The central stem and upper lateral stems (if present) terminate in clusters of 3-7 flowers on short pedicels. Frequently, there are additional clusters of 1-5 flowers from the axils of the upper leaves. All of these flowers are held stiffly erect. Each flower is about ¾” long and ¼” across; it has a long tubular corolla and a short green calyx with 5 slender teeth. The apex of each corolla has 5 triangular lobes that fold together to form a point; the corolla is closed or nearly so. There are no interconnecting fringes to join these lobes. The corollas are blue-violet, purple, or nearly white; they have fine purple veins along their sides. Inside each corolla, there are five stamens and a pistil. The erect lobes of the calyx are narrowly oblong-lanceolate in shape. Underneath the clustered flowers, the leaves are reduced to leafy bracts. The blooming period occur from late summer to mid-fall and lasts about 1-2 months. There is no noticeable floral scent. Each flower is replaced by a seed capsule that divides into 2 parts to release the numerous tiny seeds. These seeds are distributed by wind and water. The root system consists of a taproot. This wildflower reproduces by reseeding itself; it does not spread vegetatively.
The flowers are hermaphrodite (have both male and female organs) and are pollinated by Insects
Cultivation: Requires a damp humus-rich soil and should be planted in a situation approaching its native habitat..
Propagation : Seed – must be sown in situ as soon as it is ripe in the autumn.
The root is cathartic, febrifuge, haemostatic, stimulant and stomachic. A tea or tincture of the root is a bitter tonic, used to stimulate the digestion and a poor appetite. An infusion has also been used to treat diarrhoea, sore chest, worms and haemorrhages. A homeopathic remedy is made from the root. It is used in the treatment of intermittent fevers and as a stomachic and tonic.
Disclaimer : The information presented herein is intended for educational purposes only.

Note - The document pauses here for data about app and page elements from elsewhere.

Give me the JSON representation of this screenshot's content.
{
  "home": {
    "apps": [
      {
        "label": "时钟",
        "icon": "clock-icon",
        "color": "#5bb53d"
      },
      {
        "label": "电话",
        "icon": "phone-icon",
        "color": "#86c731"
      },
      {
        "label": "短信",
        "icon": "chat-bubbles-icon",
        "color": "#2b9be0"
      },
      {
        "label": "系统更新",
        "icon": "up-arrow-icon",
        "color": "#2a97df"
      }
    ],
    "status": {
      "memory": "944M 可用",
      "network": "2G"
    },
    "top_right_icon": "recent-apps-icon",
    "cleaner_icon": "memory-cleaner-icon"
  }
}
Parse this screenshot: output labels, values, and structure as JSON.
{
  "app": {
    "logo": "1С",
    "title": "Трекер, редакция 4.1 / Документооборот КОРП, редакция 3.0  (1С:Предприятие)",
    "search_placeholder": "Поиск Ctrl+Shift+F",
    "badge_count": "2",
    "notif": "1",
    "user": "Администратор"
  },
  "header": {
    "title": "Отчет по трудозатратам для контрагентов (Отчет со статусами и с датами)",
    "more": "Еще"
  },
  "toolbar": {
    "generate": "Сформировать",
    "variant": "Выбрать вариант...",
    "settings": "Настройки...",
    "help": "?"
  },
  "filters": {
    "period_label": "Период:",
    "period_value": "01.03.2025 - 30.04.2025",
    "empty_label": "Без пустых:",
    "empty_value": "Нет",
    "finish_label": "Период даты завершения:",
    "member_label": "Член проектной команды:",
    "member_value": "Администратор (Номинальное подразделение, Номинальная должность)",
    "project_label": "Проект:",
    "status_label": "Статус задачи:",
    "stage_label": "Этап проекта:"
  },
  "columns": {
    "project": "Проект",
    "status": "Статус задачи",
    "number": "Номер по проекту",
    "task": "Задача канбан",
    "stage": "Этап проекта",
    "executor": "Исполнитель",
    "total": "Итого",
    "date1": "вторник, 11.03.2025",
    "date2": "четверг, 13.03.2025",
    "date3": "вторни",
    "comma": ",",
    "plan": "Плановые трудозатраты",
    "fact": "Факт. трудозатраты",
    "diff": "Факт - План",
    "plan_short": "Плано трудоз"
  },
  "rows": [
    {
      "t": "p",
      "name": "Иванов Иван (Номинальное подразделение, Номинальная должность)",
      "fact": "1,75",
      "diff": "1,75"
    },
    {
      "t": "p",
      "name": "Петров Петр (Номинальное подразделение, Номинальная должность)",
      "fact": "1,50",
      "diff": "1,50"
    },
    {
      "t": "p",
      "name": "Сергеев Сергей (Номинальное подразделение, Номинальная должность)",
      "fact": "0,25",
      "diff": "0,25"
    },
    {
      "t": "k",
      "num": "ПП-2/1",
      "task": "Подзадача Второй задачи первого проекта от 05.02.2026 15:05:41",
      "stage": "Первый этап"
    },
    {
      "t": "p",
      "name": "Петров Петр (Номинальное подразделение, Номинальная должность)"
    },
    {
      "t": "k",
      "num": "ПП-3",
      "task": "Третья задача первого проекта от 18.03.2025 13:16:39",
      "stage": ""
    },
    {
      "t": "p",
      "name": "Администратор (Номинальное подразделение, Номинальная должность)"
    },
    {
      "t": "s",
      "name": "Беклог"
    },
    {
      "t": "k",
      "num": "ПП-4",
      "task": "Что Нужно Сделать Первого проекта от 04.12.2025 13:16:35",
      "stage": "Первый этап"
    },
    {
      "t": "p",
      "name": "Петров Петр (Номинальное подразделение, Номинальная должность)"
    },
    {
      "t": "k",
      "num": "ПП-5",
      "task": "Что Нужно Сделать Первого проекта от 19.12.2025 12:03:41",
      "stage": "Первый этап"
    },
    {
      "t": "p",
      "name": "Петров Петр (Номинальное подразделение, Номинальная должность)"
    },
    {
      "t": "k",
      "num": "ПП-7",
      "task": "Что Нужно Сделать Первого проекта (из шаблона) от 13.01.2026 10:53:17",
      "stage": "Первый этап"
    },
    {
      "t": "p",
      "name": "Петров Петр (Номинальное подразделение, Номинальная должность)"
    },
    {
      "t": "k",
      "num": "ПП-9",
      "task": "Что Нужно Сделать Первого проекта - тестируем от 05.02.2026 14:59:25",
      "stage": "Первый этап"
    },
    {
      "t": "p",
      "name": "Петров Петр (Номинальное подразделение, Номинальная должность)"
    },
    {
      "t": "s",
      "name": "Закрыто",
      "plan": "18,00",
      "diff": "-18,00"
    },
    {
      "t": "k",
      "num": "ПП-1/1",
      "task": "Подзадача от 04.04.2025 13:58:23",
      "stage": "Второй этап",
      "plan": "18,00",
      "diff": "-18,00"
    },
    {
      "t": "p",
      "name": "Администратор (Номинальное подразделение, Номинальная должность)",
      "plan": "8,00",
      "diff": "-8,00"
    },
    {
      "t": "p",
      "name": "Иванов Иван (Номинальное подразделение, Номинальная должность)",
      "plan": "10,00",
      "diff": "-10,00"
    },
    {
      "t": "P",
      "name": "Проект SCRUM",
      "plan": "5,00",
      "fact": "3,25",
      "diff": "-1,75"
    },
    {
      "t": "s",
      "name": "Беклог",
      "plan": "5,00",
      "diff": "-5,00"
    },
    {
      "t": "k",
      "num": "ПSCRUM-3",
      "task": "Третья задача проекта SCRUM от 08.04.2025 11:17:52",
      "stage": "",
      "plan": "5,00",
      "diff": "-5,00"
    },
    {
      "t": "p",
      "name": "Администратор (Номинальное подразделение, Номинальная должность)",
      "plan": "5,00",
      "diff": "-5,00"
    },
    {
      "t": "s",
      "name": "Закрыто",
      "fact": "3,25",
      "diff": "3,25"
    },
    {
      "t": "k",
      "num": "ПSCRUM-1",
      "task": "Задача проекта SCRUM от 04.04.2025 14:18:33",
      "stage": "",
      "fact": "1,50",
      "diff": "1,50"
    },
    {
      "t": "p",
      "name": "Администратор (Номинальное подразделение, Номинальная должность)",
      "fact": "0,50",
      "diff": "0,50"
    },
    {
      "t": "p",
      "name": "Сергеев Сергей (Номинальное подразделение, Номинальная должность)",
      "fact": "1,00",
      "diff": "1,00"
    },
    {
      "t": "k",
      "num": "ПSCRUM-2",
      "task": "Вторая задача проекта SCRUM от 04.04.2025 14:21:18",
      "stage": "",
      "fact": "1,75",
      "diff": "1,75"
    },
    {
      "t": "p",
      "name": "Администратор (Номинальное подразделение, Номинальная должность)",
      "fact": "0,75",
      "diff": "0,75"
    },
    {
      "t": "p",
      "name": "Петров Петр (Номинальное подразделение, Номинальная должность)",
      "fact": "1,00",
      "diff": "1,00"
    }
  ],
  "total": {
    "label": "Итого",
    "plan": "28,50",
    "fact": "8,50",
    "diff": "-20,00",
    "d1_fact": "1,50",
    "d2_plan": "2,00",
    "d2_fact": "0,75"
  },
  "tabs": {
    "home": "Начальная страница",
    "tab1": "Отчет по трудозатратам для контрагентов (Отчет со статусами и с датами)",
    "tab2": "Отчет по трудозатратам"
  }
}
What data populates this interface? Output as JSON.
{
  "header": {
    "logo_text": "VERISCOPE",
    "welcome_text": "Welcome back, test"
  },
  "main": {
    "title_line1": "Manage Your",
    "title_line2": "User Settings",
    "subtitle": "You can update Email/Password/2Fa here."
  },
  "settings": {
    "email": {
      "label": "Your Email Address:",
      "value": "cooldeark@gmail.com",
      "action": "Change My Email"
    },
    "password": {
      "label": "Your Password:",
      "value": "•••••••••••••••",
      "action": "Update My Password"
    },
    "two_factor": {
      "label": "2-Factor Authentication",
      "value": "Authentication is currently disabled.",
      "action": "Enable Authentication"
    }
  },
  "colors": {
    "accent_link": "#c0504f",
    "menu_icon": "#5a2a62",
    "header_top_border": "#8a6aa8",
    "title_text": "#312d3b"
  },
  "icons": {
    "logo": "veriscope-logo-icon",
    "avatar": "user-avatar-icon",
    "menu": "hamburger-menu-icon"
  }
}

Individual results may vary, and before using any supplement, it is always advisable to consult with your own health care provider.